I gotta admit that last one felt good, but I could also tell that I didn’t want to run very far at that speed – for now. My body is not ready for it and I would be inviting injury if I tried to do too much now.
I did a little longer cool-down than I usually do – both jogging and walking after I got done with the strides.
After that, I went back in and did a bunch of stretches, ate some chicken for the protein (the little beggar got his share) and drank a bunch of water
How did the hamstring do?
Just fine and actually this morning it didn’t bother me, which I was more concerned about than how it felt last night. Actually my left Achilles Tendon/Posterior Tibialus bothered me more than the hamstring, which I kind of expected.

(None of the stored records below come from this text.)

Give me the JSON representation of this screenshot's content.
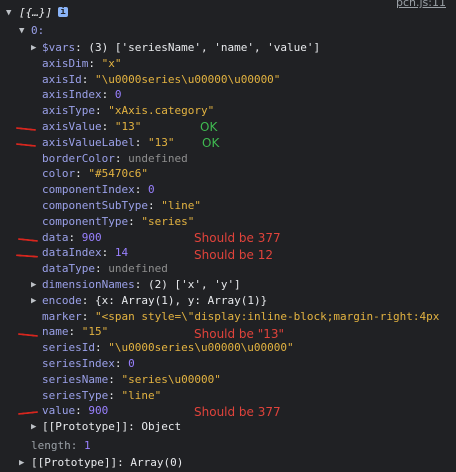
{
  "source_link": "pch.js:11",
  "header": "[{…}]",
  "item_index": "0:",
  "rows": [
    {
      "key": "$vars",
      "value": "(3) ['seriesName', 'name', 'value']",
      "vtype": "obj"
    },
    {
      "key": "axisDim",
      "value": "\"x\"",
      "vtype": "str"
    },
    {
      "key": "axisId",
      "value": "\"\\u0000series\\u00000\\u00000\"",
      "vtype": "str"
    },
    {
      "key": "axisIndex",
      "value": "0",
      "vtype": "num"
    },
    {
      "key": "axisType",
      "value": "\"xAxis.category\"",
      "vtype": "str"
    },
    {
      "key": "axisValue",
      "value": "\"13\"",
      "vtype": "str"
    },
    {
      "key": "axisValueLabel",
      "value": "\"13\"",
      "vtype": "str"
    },
    {
      "key": "borderColor",
      "value": "undefined",
      "vtype": "undef"
    },
    {
      "key": "color",
      "value": "\"#5470c6\"",
      "vtype": "str"
    },
    {
      "key": "componentIndex",
      "value": "0",
      "vtype": "num"
    },
    {
      "key": "componentSubType",
      "value": "\"line\"",
      "vtype": "str"
    },
    {
      "key": "componentType",
      "value": "\"series\"",
      "vtype": "str"
    },
    {
      "key": "data",
      "value": "900",
      "vtype": "num"
    },
    {
      "key": "dataIndex",
      "value": "14",
      "vtype": "num"
    },
    {
      "key": "dataType",
      "value": "undefined",
      "vtype": "undef"
    },
    {
      "key": "dimensionNames",
      "value": "(2) ['x', 'y']",
      "vtype": "obj"
    },
    {
      "key": "encode",
      "value": "{x: Array(1), y: Array(1)}",
      "vtype": "obj"
    },
    {
      "key": "marker",
      "value": "\"<span style=\\\"display:inline-block;margin-right:4px",
      "vtype": "str"
    },
    {
      "key": "name",
      "value": "\"15\"",
      "vtype": "str"
    },
    {
      "key": "seriesId",
      "value": "\"\\u0000series\\u00000\\u00000\"",
      "vtype": "str"
    },
    {
      "key": "seriesIndex",
      "value": "0",
      "vtype": "num"
    },
    {
      "key": "seriesName",
      "value": "\"series\\u00000\"",
      "vtype": "str"
    },
    {
      "key": "seriesType",
      "value": "\"line\"",
      "vtype": "str"
    },
    {
      "key": "value",
      "value": "900",
      "vtype": "num"
    },
    {
      "key": "[[Prototype]]",
      "value": "Object",
      "vtype": "obj"
    }
  ],
  "length_row": {
    "key": "length",
    "value": "1"
  },
  "proto_row": {
    "key": "[[Prototype]]",
    "value": "Array(0)"
  },
  "annotations": {
    "ok1": "OK",
    "ok2": "OK",
    "data_note": "Should be 377",
    "dataIndex_note": "Should be 12",
    "name_note": "Should be \"13\"",
    "value_note": "Should be 377"
  },
  "colors": {
    "ok": "#3fb950",
    "bad": "#e0433b",
    "underline": "#d7261e"
  }
}
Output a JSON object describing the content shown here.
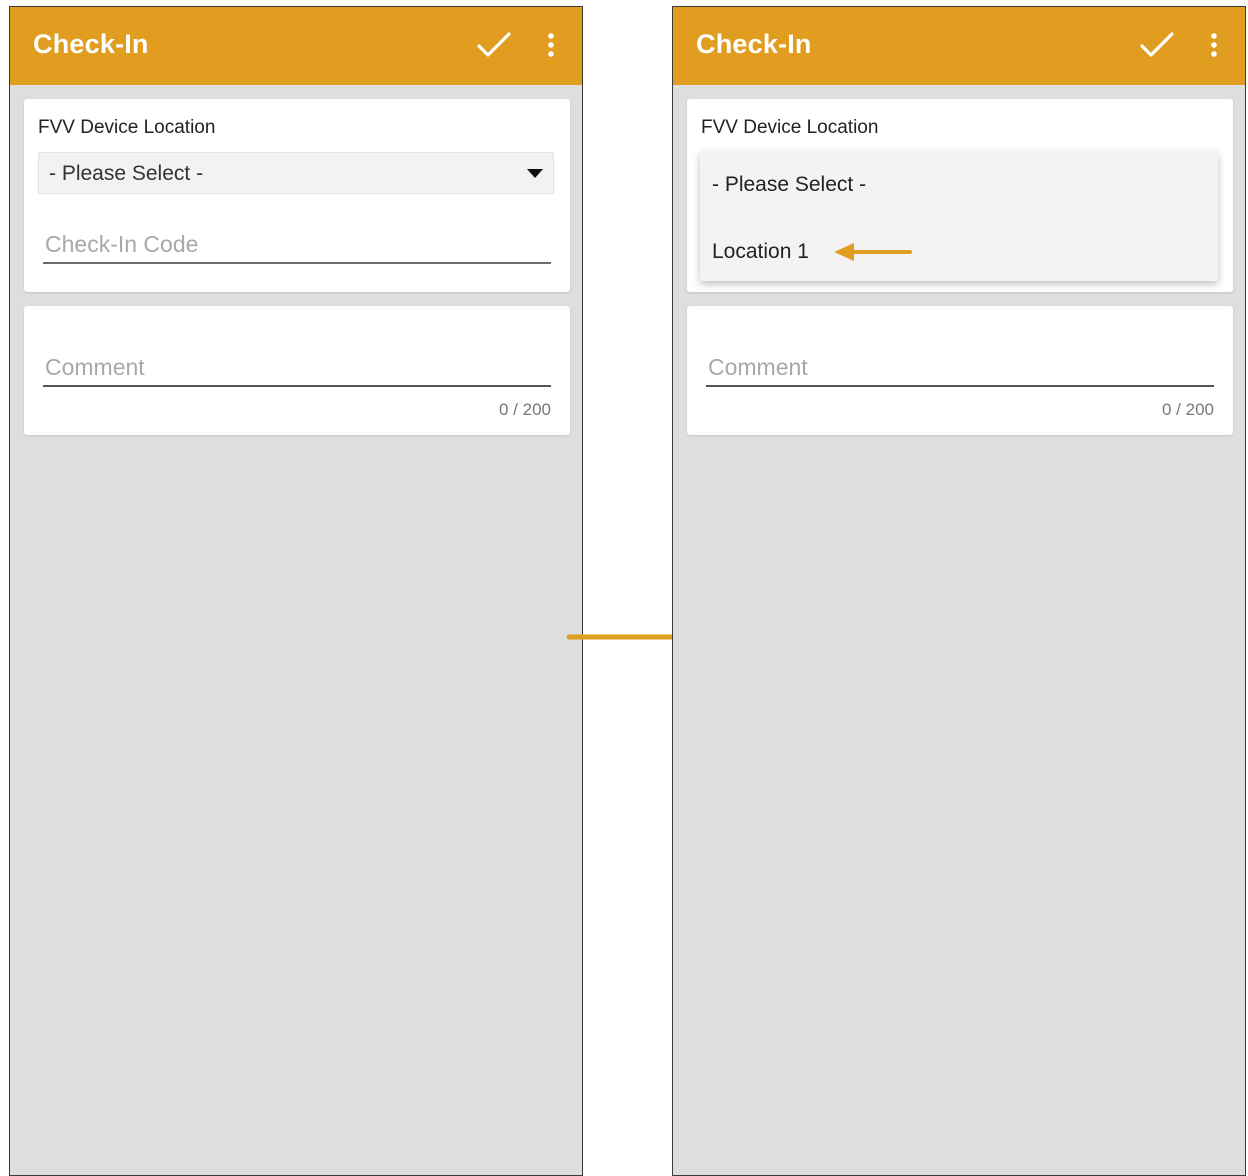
{
  "colors": {
    "accent": "#e09d1f",
    "background": "#dedede",
    "card": "#ffffff"
  },
  "left_screen": {
    "title": "Check-In",
    "actions": {
      "confirm_icon": "check-icon",
      "menu_icon": "more-vert-icon"
    },
    "location_field": {
      "label": "FVV Device Location",
      "selected_value": "- Please Select -"
    },
    "checkin_code": {
      "placeholder": "Check-In Code",
      "value": ""
    },
    "comment": {
      "placeholder": "Comment",
      "value": "",
      "counter": "0 / 200"
    }
  },
  "right_screen": {
    "title": "Check-In",
    "actions": {
      "confirm_icon": "check-icon",
      "menu_icon": "more-vert-icon"
    },
    "location_field": {
      "label": "FVV Device Location",
      "options": [
        "- Please Select -",
        "Location 1"
      ]
    },
    "comment": {
      "placeholder": "Comment",
      "value": "",
      "counter": "0 / 200"
    }
  },
  "annotations": {
    "flow_arrow_icon": "arrow-right-icon",
    "pointer_arrow_icon": "arrow-left-icon"
  }
}
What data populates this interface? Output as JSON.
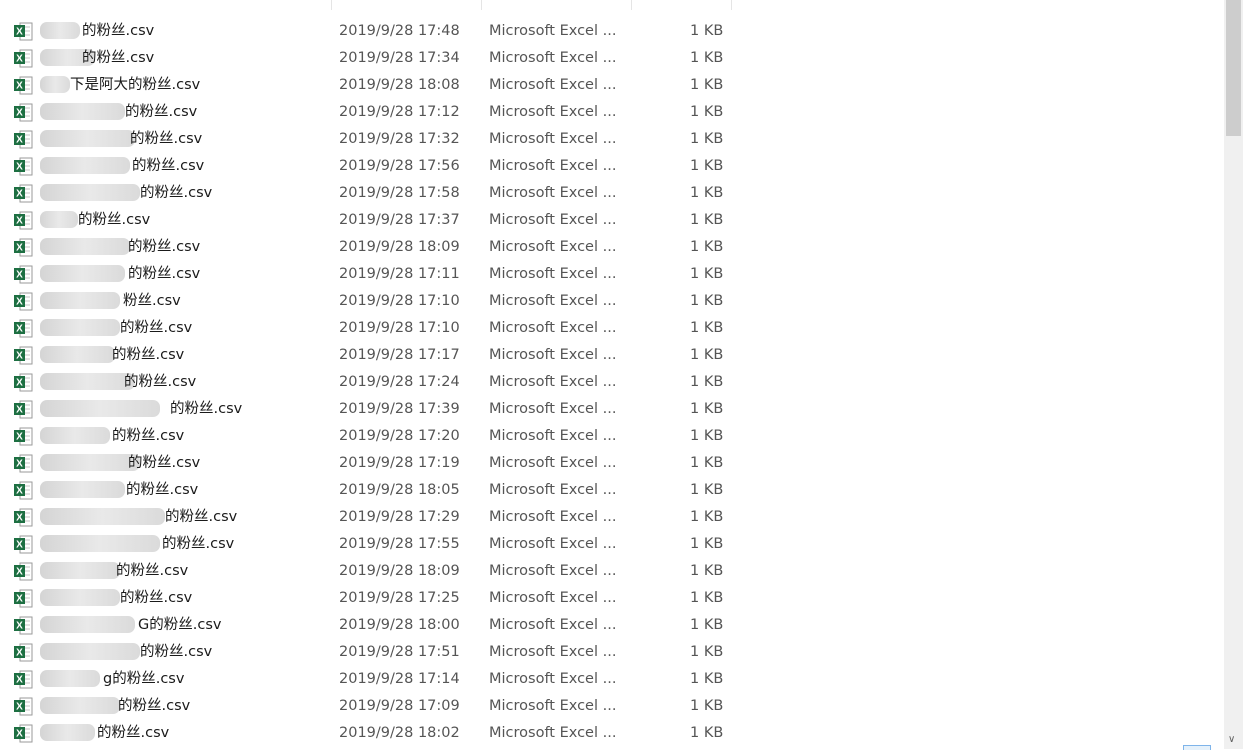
{
  "colors": {
    "excel_green": "#1d6f42",
    "text": "#1a1a1a",
    "meta_text": "#555555"
  },
  "files": [
    {
      "name": "的粉丝.csv",
      "date": "2019/9/28 17:48",
      "type": "Microsoft Excel ...",
      "size": "1 KB"
    },
    {
      "name": "的粉丝.csv",
      "date": "2019/9/28 17:34",
      "type": "Microsoft Excel ...",
      "size": "1 KB"
    },
    {
      "name": "下是阿大的粉丝.csv",
      "date": "2019/9/28 18:08",
      "type": "Microsoft Excel ...",
      "size": "1 KB"
    },
    {
      "name": "的粉丝.csv",
      "date": "2019/9/28 17:12",
      "type": "Microsoft Excel ...",
      "size": "1 KB"
    },
    {
      "name": "的粉丝.csv",
      "date": "2019/9/28 17:32",
      "type": "Microsoft Excel ...",
      "size": "1 KB"
    },
    {
      "name": "的粉丝.csv",
      "date": "2019/9/28 17:56",
      "type": "Microsoft Excel ...",
      "size": "1 KB"
    },
    {
      "name": "的粉丝.csv",
      "date": "2019/9/28 17:58",
      "type": "Microsoft Excel ...",
      "size": "1 KB"
    },
    {
      "name": "的粉丝.csv",
      "date": "2019/9/28 17:37",
      "type": "Microsoft Excel ...",
      "size": "1 KB"
    },
    {
      "name": "的粉丝.csv",
      "date": "2019/9/28 18:09",
      "type": "Microsoft Excel ...",
      "size": "1 KB"
    },
    {
      "name": "的粉丝.csv",
      "date": "2019/9/28 17:11",
      "type": "Microsoft Excel ...",
      "size": "1 KB"
    },
    {
      "name": "粉丝.csv",
      "date": "2019/9/28 17:10",
      "type": "Microsoft Excel ...",
      "size": "1 KB"
    },
    {
      "name": "的粉丝.csv",
      "date": "2019/9/28 17:10",
      "type": "Microsoft Excel ...",
      "size": "1 KB"
    },
    {
      "name": "的粉丝.csv",
      "date": "2019/9/28 17:17",
      "type": "Microsoft Excel ...",
      "size": "1 KB"
    },
    {
      "name": "的粉丝.csv",
      "date": "2019/9/28 17:24",
      "type": "Microsoft Excel ...",
      "size": "1 KB"
    },
    {
      "name": "的粉丝.csv",
      "date": "2019/9/28 17:39",
      "type": "Microsoft Excel ...",
      "size": "1 KB"
    },
    {
      "name": "的粉丝.csv",
      "date": "2019/9/28 17:20",
      "type": "Microsoft Excel ...",
      "size": "1 KB"
    },
    {
      "name": "的粉丝.csv",
      "date": "2019/9/28 17:19",
      "type": "Microsoft Excel ...",
      "size": "1 KB"
    },
    {
      "name": "的粉丝.csv",
      "date": "2019/9/28 18:05",
      "type": "Microsoft Excel ...",
      "size": "1 KB"
    },
    {
      "name": "的粉丝.csv",
      "date": "2019/9/28 17:29",
      "type": "Microsoft Excel ...",
      "size": "1 KB"
    },
    {
      "name": "的粉丝.csv",
      "date": "2019/9/28 17:55",
      "type": "Microsoft Excel ...",
      "size": "1 KB"
    },
    {
      "name": "的粉丝.csv",
      "date": "2019/9/28 18:09",
      "type": "Microsoft Excel ...",
      "size": "1 KB"
    },
    {
      "name": "的粉丝.csv",
      "date": "2019/9/28 17:25",
      "type": "Microsoft Excel ...",
      "size": "1 KB"
    },
    {
      "name": "G的粉丝.csv",
      "date": "2019/9/28 18:00",
      "type": "Microsoft Excel ...",
      "size": "1 KB"
    },
    {
      "name": "的粉丝.csv",
      "date": "2019/9/28 17:51",
      "type": "Microsoft Excel ...",
      "size": "1 KB"
    },
    {
      "name": "g的粉丝.csv",
      "date": "2019/9/28 17:14",
      "type": "Microsoft Excel ...",
      "size": "1 KB"
    },
    {
      "name": "的粉丝.csv",
      "date": "2019/9/28 17:09",
      "type": "Microsoft Excel ...",
      "size": "1 KB"
    },
    {
      "name": "的粉丝.csv",
      "date": "2019/9/28 18:02",
      "type": "Microsoft Excel ...",
      "size": "1 KB"
    }
  ],
  "scrollbar": {
    "down_arrow": "∨"
  }
}
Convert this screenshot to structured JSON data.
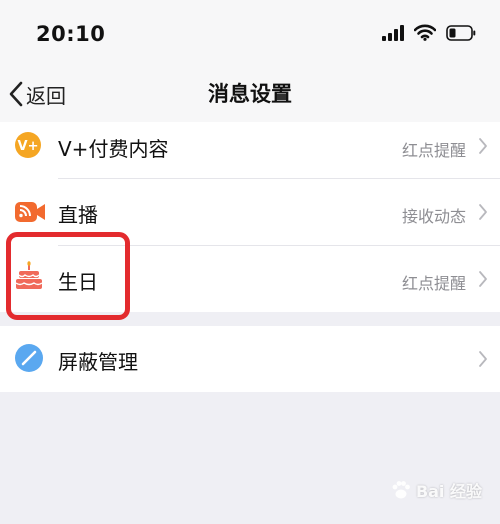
{
  "status_bar": {
    "time": "20:10"
  },
  "nav": {
    "back_label": "返回",
    "title": "消息设置"
  },
  "settings": {
    "items": [
      {
        "label": "V+付费内容",
        "value": "红点提醒",
        "icon": "vplus-icon"
      },
      {
        "label": "直播",
        "value": "接收动态",
        "icon": "live-camera-icon"
      },
      {
        "label": "生日",
        "value": "红点提醒",
        "icon": "birthday-cake-icon"
      }
    ],
    "block": {
      "label": "屏蔽管理",
      "icon": "block-icon"
    }
  },
  "watermark": {
    "text": "Bai 经验"
  },
  "colors": {
    "vplus": "#f5a623",
    "live": "#f26a2f",
    "cake": "#f06a5a",
    "block": "#5aa8f0",
    "highlight": "#e32b2e"
  }
}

So I felt as though the strides workout was a complete success and that I was smart about how I did them by:
- keeping the effort level lower than I normally would for a good speed work
- keeping the strides short – 20 seconds
- listening to my body
- focusing on arm swing and keeping my stride short/quick
- doing a proper warm-up and cool-down
- wearing race day shoes, instead of trainers (I think this is important when doing speed work or racing, it tells my mind to be ready to run faster)
Speaking of running shoes, how did the GoMEB 2’s do for me when going fast – GREAT! No problem from the shoes at all and they just felt like an extension of my foot.
So a long post on a relatively short workout. However, it was an important workout in my recovery from my hamstring injury and something that I felt I had to do, to see where I really am, versus not knowing.
All I know is that last fast stride last night felt good and honestly I enjoyed pushing myself to run a little faster last night.
How did I do focusing on my shortening my arm swing and keeping it back and forth – quite good. Also I noticed that it was harder for me to run faster using shorter strides (it is a different form for me and I have to get used to using it), but that my hamstring doesn’t bother as much. Now I just have to work on increasing my flight time.
Disclosure of Material Connection: I received this pair of Skechers GoMeb2′s from the local Skechers Performance Division representative after volunteering at the Skechers display booth at the Rail Trail Half Marathon & 5K, at no cost to me. I was not required to write a positive review or any review. The opinions I have expressed are my own and your experience with the product might be different. I am disclosing this in accordance with the Federal Trade Commission’s 16 CFR, Part 255: “Guides Concerning the Use of Endorsements and Testimonials in Advertising.”